Colorectal Cancer
Copyright ©The Author(s) 2004.
World J Gastroenterol. Oct 15, 2004; 10(20): 2958-2962
Published online Oct 15, 2004. doi: 10.3748/wjg.v10.i20.2958
Figure 1
Figure 1 Experimental protocol for inducing colitis-related colon cancer in mice. ▼DMH, 20 mg/kg body mass, intraperi-toneal injection;▽ Saline 0.5 mL/mice intraperitoneal injecton; 30 g/L ■DSS in drinking water.
Figure 2
Figure 2 Induced colorectal tumors. Gross polypoid lesions are evident on the distal and middle portions of the large intestine (arrows).
Figure 3
Figure 3 Histopathology showing dysplastic and cancer le-sions developed in the colon of mice from group A. A: Whole-mount view of DALM with low-grade dysplasia, B: A slightly or non-elevated lesion diagnosed as high-grade dysplasia, C: whole-mount view of an early invasive cancer arising out of DALM. Hematoxylin and eosin stain. Original magnification, × 10.
Figure 4

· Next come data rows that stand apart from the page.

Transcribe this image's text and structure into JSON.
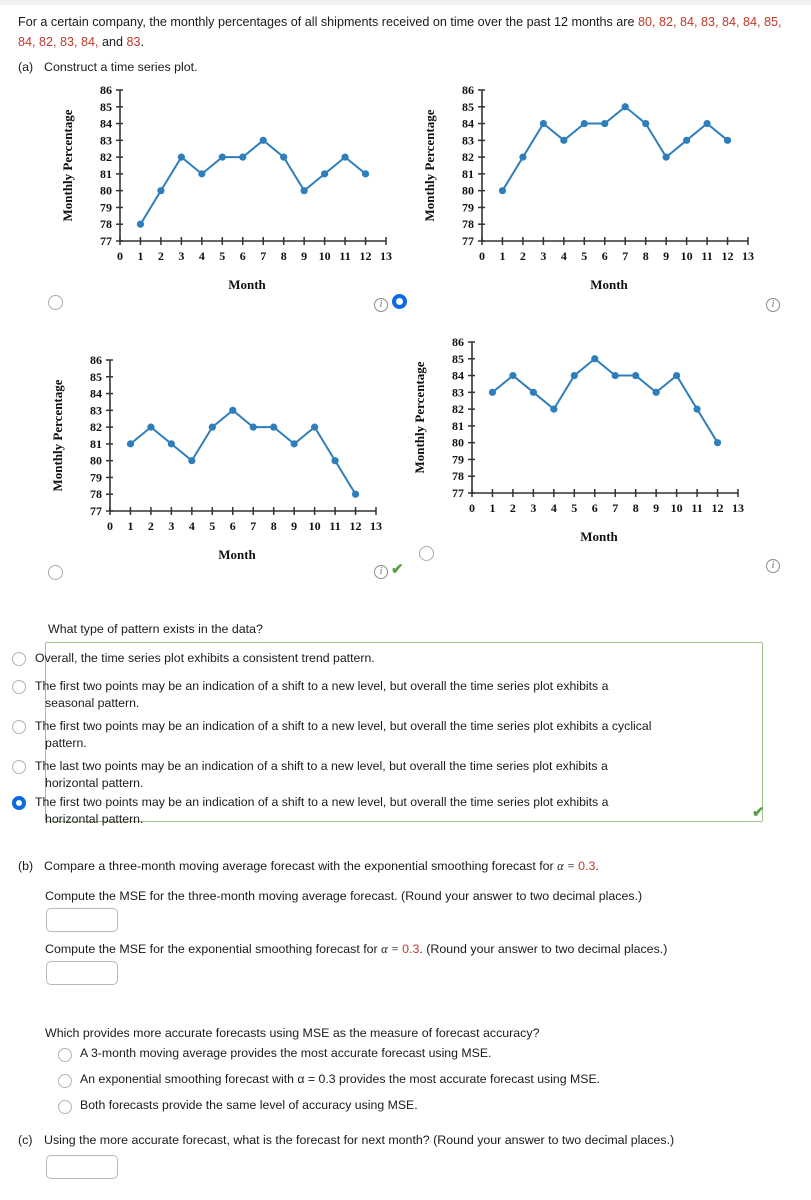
{
  "stem": {
    "lead": "For a certain company, the monthly percentages of all shipments received on time over the past 12 months are ",
    "values_text": "80, 82, 84, 83, 84, 84, 85, 84, 82, 83, 84,",
    "values_tail_and": " and ",
    "last_value": "83",
    "period": "."
  },
  "parts": {
    "a_label": "(a)",
    "a_text": "Construct a time series plot.",
    "b_label": "(b)",
    "b_text_1": "Compare a three-month moving average forecast with the exponential smoothing forecast for ",
    "b_alpha": "α = ",
    "b_alpha_value": "0.3",
    "b_text_1_end": ".",
    "c_label": "(c)",
    "c_text": "Using the more accurate forecast, what is the forecast for next month? (Round your answer to two decimal places.)"
  },
  "question": {
    "prompt": "What type of pattern exists in the data?",
    "options": [
      {
        "text": "Overall, the time series plot exhibits a consistent trend pattern.",
        "cont": "",
        "selected": false
      },
      {
        "text": "The first two points may be an indication of a shift to a new level, but overall the time series plot exhibits a",
        "cont": "seasonal pattern.",
        "selected": false
      },
      {
        "text": "The first two points may be an indication of a shift to a new level, but overall the time series plot exhibits a cyclical",
        "cont": "pattern.",
        "selected": false
      },
      {
        "text": "The last two points may be an indication of a shift to a new level, but overall the time series plot exhibits a",
        "cont": "horizontal pattern.",
        "selected": false
      },
      {
        "text": "The first two points may be an indication of a shift to a new level, but overall the time series plot exhibits a",
        "cont": "horizontal pattern.",
        "selected": true
      }
    ],
    "correct_mark": "✔"
  },
  "mse": {
    "ma_prompt": "Compute the MSE for the three-month moving average forecast. (Round your answer to two decimal places.)",
    "es_prompt_1": "Compute the MSE for the exponential smoothing forecast for ",
    "es_alpha": "α = ",
    "es_alpha_value": "0.3",
    "es_prompt_2": ". (Round your answer to two decimal places.)",
    "ma_answer": "",
    "es_answer": "",
    "next_month_answer": ""
  },
  "accuracy": {
    "prompt": "Which provides more accurate forecasts using MSE as the measure of forecast accuracy?",
    "options": [
      {
        "text": "A 3-month moving average provides the most accurate forecast using MSE.",
        "selected": false
      },
      {
        "text": "An exponential smoothing forecast with α = 0.3 provides the most accurate forecast using MSE.",
        "selected": false
      },
      {
        "text": "Both forecasts provide the same level of accuracy using MSE.",
        "selected": false
      }
    ]
  },
  "chart_common": {
    "xlabel": "Month",
    "ylabel": "Monthly Percentage",
    "yticks": [
      86,
      85,
      84,
      83,
      82,
      81,
      80,
      79,
      78,
      77
    ],
    "xticks": [
      0,
      1,
      2,
      3,
      4,
      5,
      6,
      7,
      8,
      9,
      10,
      11,
      12,
      13
    ],
    "ylim": [
      77,
      86
    ],
    "xlim": [
      0,
      13
    ],
    "series_color": "#2e7ebb",
    "grid": false,
    "legend": "none"
  },
  "chart_data": [
    {
      "id": "chart-a",
      "type": "line",
      "title": "",
      "xlabel": "Month",
      "ylabel": "Monthly Percentage",
      "x": [
        1,
        2,
        3,
        4,
        5,
        6,
        7,
        8,
        9,
        10,
        11,
        12
      ],
      "values": [
        78,
        80,
        82,
        81,
        82,
        82,
        83,
        82,
        80,
        81,
        82,
        81
      ],
      "xlim": [
        0,
        13
      ],
      "ylim": [
        77,
        86
      ],
      "selected": false
    },
    {
      "id": "chart-b",
      "type": "line",
      "title": "",
      "xlabel": "Month",
      "ylabel": "Monthly Percentage",
      "x": [
        1,
        2,
        3,
        4,
        5,
        6,
        7,
        8,
        9,
        10,
        11,
        12
      ],
      "values": [
        80,
        82,
        84,
        83,
        84,
        84,
        85,
        84,
        82,
        83,
        84,
        83
      ],
      "xlim": [
        0,
        13
      ],
      "ylim": [
        77,
        86
      ],
      "selected": true
    },
    {
      "id": "chart-c",
      "type": "line",
      "title": "",
      "xlabel": "Month",
      "ylabel": "Monthly Percentage",
      "x": [
        1,
        2,
        3,
        4,
        5,
        6,
        7,
        8,
        9,
        10,
        11,
        12
      ],
      "values": [
        81,
        82,
        81,
        80,
        82,
        83,
        82,
        82,
        81,
        82,
        80,
        78
      ],
      "xlim": [
        0,
        13
      ],
      "ylim": [
        77,
        86
      ],
      "selected": false
    },
    {
      "id": "chart-d",
      "type": "line",
      "title": "",
      "xlabel": "Month",
      "ylabel": "Monthly Percentage",
      "x": [
        1,
        2,
        3,
        4,
        5,
        6,
        7,
        8,
        9,
        10,
        11,
        12
      ],
      "values": [
        83,
        84,
        83,
        82,
        84,
        85,
        84,
        84,
        83,
        84,
        82,
        80
      ],
      "xlim": [
        0,
        13
      ],
      "ylim": [
        77,
        86
      ],
      "selected": false
    }
  ],
  "icons": {
    "info": "i",
    "check": "✔"
  }
}
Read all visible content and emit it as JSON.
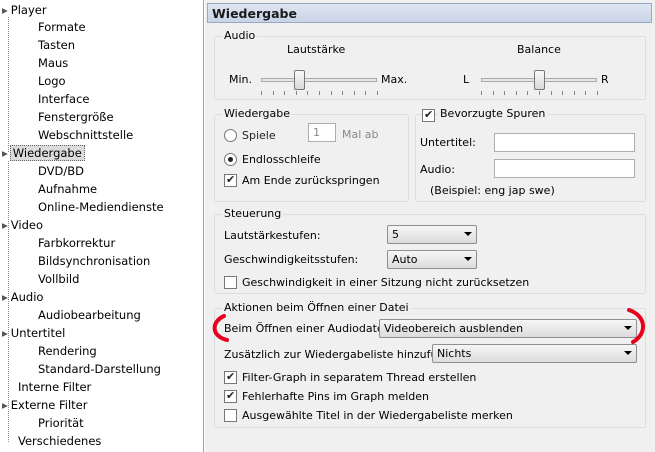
{
  "tree": {
    "items": [
      {
        "label": "Player",
        "expander": "-"
      },
      {
        "label": "Formate"
      },
      {
        "label": "Tasten"
      },
      {
        "label": "Maus"
      },
      {
        "label": "Logo"
      },
      {
        "label": "Interface"
      },
      {
        "label": "Fenstergröße"
      },
      {
        "label": "Webschnittstelle"
      },
      {
        "label": "Wiedergabe",
        "expander": "-",
        "selected": true
      },
      {
        "label": "DVD/BD"
      },
      {
        "label": "Aufnahme"
      },
      {
        "label": "Online-Mediendienste"
      },
      {
        "label": "Video",
        "expander": "-"
      },
      {
        "label": "Farbkorrektur"
      },
      {
        "label": "Bildsynchronisation"
      },
      {
        "label": "Vollbild"
      },
      {
        "label": "Audio",
        "expander": "-"
      },
      {
        "label": "Audiobearbeitung"
      },
      {
        "label": "Untertitel",
        "expander": "-"
      },
      {
        "label": "Rendering"
      },
      {
        "label": "Standard-Darstellung"
      },
      {
        "label": "Interne Filter"
      },
      {
        "label": "Externe Filter",
        "expander": "-"
      },
      {
        "label": "Priorität"
      },
      {
        "label": "Verschiedenes"
      }
    ]
  },
  "page": {
    "title": "Wiedergabe"
  },
  "audio": {
    "group": "Audio",
    "volume_label": "Lautstärke",
    "min": "Min.",
    "max": "Max.",
    "volume_level": 0.33,
    "balance_label": "Balance",
    "left": "L",
    "right": "R",
    "balance_level": 0.5
  },
  "playback": {
    "group": "Wiedergabe",
    "play_label": "Spiele",
    "play_count": "1",
    "play_suffix": "Mal ab",
    "loop_label": "Endlosschleife",
    "rewind_label": "Am Ende zurückspringen"
  },
  "tracks": {
    "group": "Bevorzugte Spuren",
    "subtitle_label": "Untertitel:",
    "audio_label": "Audio:",
    "example": "(Beispiel: eng jap swe)"
  },
  "control": {
    "group": "Steuerung",
    "volume_steps_label": "Lautstärkestufen:",
    "volume_steps_value": "5",
    "speed_steps_label": "Geschwindigkeitsstufen:",
    "speed_steps_value": "Auto",
    "no_reset_label": "Geschwindigkeit in einer Sitzung nicht zurücksetzen"
  },
  "open_actions": {
    "group": "Aktionen beim Öffnen einer Datei",
    "audio_file_label": "Beim Öffnen einer Audiodatei,",
    "audio_file_value": "Videobereich ausblenden",
    "playlist_label": "Zusätzlich zur Wiedergabeliste hinzufügen:",
    "playlist_value": "Nichts",
    "filter_thread_label": "Filter-Graph in separatem Thread erstellen",
    "bad_pins_label": "Fehlerhafte Pins im Graph melden",
    "remember_titles_label": "Ausgewählte Titel in der Wiedergabeliste merken"
  },
  "annotation": {
    "color": "#e8001c"
  }
}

Figure 4 Immunohistochemistry of β -catenin and p53 in dys-plastic lesions found in the colon of mice from group A. A: Control colon. β -catenin was expressed exclusively on the cell membrane. No cytoplasmic or nuclear staining was observed, B: Dysplasia cells expressed strong cytoplasmic and partly nuclear staining of β -catenin while other adjacent dys-plastic cells showed membrane pattern of β -catenin, C: Le-sions of early invasive cancer showing strong nuclear and cytoplasmic staining of β -catenin, D: No nuclear expression of p53 in lesions with high-grade dysplasia was observed. Original magnification, × 40.